Activity -
For every entry that follows, return an identical copy.

Exercise data -

********************

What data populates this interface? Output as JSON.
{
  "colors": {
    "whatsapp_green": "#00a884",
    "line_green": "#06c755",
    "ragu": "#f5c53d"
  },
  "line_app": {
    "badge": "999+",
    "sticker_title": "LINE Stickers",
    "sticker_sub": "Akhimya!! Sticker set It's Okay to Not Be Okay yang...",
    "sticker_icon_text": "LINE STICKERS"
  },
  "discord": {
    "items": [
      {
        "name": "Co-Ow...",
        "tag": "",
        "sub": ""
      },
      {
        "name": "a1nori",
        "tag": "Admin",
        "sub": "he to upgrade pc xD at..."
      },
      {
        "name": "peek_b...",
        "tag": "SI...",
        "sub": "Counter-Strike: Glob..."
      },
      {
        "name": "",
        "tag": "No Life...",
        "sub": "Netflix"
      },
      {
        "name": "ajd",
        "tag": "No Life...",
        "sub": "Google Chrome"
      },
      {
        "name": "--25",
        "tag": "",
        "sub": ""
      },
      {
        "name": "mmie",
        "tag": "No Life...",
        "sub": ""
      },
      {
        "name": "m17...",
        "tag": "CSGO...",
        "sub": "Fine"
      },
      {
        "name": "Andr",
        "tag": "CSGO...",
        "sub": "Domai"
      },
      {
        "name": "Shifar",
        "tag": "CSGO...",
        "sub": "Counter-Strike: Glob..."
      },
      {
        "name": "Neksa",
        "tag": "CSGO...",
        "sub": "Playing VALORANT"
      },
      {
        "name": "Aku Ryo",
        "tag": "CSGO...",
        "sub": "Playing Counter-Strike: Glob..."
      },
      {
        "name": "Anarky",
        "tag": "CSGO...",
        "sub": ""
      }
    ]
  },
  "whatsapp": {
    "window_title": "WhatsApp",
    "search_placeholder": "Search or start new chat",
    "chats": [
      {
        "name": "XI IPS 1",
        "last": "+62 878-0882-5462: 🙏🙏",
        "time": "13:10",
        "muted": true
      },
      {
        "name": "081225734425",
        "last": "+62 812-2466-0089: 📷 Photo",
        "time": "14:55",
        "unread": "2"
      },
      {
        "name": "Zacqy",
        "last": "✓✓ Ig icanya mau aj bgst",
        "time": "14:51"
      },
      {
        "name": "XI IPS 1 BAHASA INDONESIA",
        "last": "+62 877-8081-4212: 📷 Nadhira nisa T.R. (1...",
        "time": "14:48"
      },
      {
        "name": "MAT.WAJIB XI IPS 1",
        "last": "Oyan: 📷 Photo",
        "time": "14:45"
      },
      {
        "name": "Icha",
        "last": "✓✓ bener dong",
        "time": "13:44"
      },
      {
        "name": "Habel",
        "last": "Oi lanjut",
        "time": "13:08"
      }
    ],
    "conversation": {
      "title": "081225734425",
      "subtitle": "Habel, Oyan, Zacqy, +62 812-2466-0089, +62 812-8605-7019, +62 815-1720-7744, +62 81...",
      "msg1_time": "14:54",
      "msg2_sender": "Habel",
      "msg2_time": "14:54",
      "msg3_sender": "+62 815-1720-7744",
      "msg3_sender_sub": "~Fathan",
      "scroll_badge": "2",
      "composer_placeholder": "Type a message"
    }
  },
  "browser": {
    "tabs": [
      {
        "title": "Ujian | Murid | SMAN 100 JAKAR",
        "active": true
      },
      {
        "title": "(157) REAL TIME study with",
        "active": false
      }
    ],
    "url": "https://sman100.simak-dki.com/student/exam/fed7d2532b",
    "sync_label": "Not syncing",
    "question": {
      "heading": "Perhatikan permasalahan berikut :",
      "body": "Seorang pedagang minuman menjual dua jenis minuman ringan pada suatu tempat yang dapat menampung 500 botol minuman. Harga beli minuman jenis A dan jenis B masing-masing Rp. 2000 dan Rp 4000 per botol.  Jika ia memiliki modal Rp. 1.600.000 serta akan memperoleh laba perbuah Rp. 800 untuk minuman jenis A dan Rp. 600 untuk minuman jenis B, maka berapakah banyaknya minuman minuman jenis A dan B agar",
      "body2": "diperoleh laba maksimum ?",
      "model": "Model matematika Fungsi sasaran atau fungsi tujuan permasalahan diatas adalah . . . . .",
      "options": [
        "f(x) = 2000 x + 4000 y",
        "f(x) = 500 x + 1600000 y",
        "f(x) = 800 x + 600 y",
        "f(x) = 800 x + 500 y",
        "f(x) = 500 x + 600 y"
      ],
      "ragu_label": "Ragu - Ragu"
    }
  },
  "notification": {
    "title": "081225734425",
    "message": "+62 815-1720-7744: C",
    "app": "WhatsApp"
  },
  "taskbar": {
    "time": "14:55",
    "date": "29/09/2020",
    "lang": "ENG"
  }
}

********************

Answer area -
What data populates this interface? Output as JSON.
{
  "colors": {
    "whatsapp_green": "#00a884",
    "line_green": "#06c755",
    "ragu": "#f5c53d"
  },
  "line_app": {
    "badge": "999+",
    "sticker_title": "LINE Stickers",
    "sticker_sub": "Akhimya!! Sticker set It's Okay to Not Be Okay yang...",
    "sticker_icon_text": "LINE STICKERS"
  },
  "discord": {
    "items": [
      {
        "name": "Co-Ow...",
        "tag": "",
        "sub": ""
      },
      {
        "name": "a1nori",
        "tag": "Admin",
        "sub": "he to upgrade pc xD at..."
      },
      {
        "name": "peek_b...",
        "tag": "SI...",
        "sub": "Counter-Strike: Glob..."
      },
      {
        "name": "",
        "tag": "No Life...",
        "sub": "Netflix"
      },
      {
        "name": "ajd",
        "tag": "No Life...",
        "sub": "Google Chrome"
      },
      {
        "name": "--25",
        "tag": "",
        "sub": ""
      },
      {
        "name": "mmie",
        "tag": "No Life...",
        "sub": ""
      },
      {
        "name": "m17...",
        "tag": "CSGO...",
        "sub": "Fine"
      },
      {
        "name": "Andr",
        "tag": "CSGO...",
        "sub": "Domai"
      },
      {
        "name": "Shifar",
        "tag": "CSGO...",
        "sub": "Counter-Strike: Glob..."
      },
      {
        "name": "Neksa",
        "tag": "CSGO...",
        "sub": "Playing VALORANT"
      },
      {
        "name": "Aku Ryo",
        "tag": "CSGO...",
        "sub": "Playing Counter-Strike: Glob..."
      },
      {
        "name": "Anarky",
        "tag": "CSGO...",
        "sub": ""
      }
    ]
  },
  "whatsapp": {
    "window_title": "WhatsApp",
    "search_placeholder": "Search or start new chat",
    "chats": [
      {
        "name": "XI IPS 1",
        "last": "+62 878-0882-5462: 🙏🙏",
        "time": "13:10",
        "muted": true
      },
      {
        "name": "081225734425",
        "last": "+62 812-2466-0089: 📷 Photo",
        "time": "14:55",
        "unread": "2"
      },
      {
        "name": "Zacqy",
        "last": "✓✓ Ig icanya mau aj bgst",
        "time": "14:51"
      },
      {
        "name": "XI IPS 1 BAHASA INDONESIA",
        "last": "+62 877-8081-4212: 📷 Nadhira nisa T.R. (1...",
        "time": "14:48"
      },
      {
        "name": "MAT.WAJIB XI IPS 1",
        "last": "Oyan: 📷 Photo",
        "time": "14:45"
      },
      {
        "name": "Icha",
        "last": "✓✓ bener dong",
        "time": "13:44"
      },
      {
        "name": "Habel",
        "last": "Oi lanjut",
        "time": "13:08"
      }
    ],
    "conversation": {
      "title": "081225734425",
      "subtitle": "Habel, Oyan, Zacqy, +62 812-2466-0089, +62 812-8605-7019, +62 815-1720-7744, +62 81...",
      "msg1_time": "14:54",
      "msg2_sender": "Habel",
      "msg2_time": "14:54",
      "msg3_sender": "+62 815-1720-7744",
      "msg3_sender_sub": "~Fathan",
      "scroll_badge": "2",
      "composer_placeholder": "Type a message"
    }
  },
  "browser": {
    "tabs": [
      {
        "title": "Ujian | Murid | SMAN 100 JAKAR",
        "active": true
      },
      {
        "title": "(157) REAL TIME study with",
        "active": false
      }
    ],
    "url": "https://sman100.simak-dki.com/student/exam/fed7d2532b",
    "sync_label": "Not syncing",
    "question": {
      "heading": "Perhatikan permasalahan berikut :",
      "body": "Seorang pedagang minuman menjual dua jenis minuman ringan pada suatu tempat yang dapat menampung 500 botol minuman. Harga beli minuman jenis A dan jenis B masing-masing Rp. 2000 dan Rp 4000 per botol.  Jika ia memiliki modal Rp. 1.600.000 serta akan memperoleh laba perbuah Rp. 800 untuk minuman jenis A dan Rp. 600 untuk minuman jenis B, maka berapakah banyaknya minuman minuman jenis A dan B agar",
      "body2": "diperoleh laba maksimum ?",
      "model": "Model matematika Fungsi sasaran atau fungsi tujuan permasalahan diatas adalah . . . . .",
      "options": [
        "f(x) = 2000 x + 4000 y",
        "f(x) = 500 x + 1600000 y",
        "f(x) = 800 x + 600 y",
        "f(x) = 800 x + 500 y",
        "f(x) = 500 x + 600 y"
      ],
      "ragu_label": "Ragu - Ragu"
    }
  },
  "notification": {
    "title": "081225734425",
    "message": "+62 815-1720-7744: C",
    "app": "WhatsApp"
  },
  "taskbar": {
    "time": "14:55",
    "date": "29/09/2020",
    "lang": "ENG"
  }
}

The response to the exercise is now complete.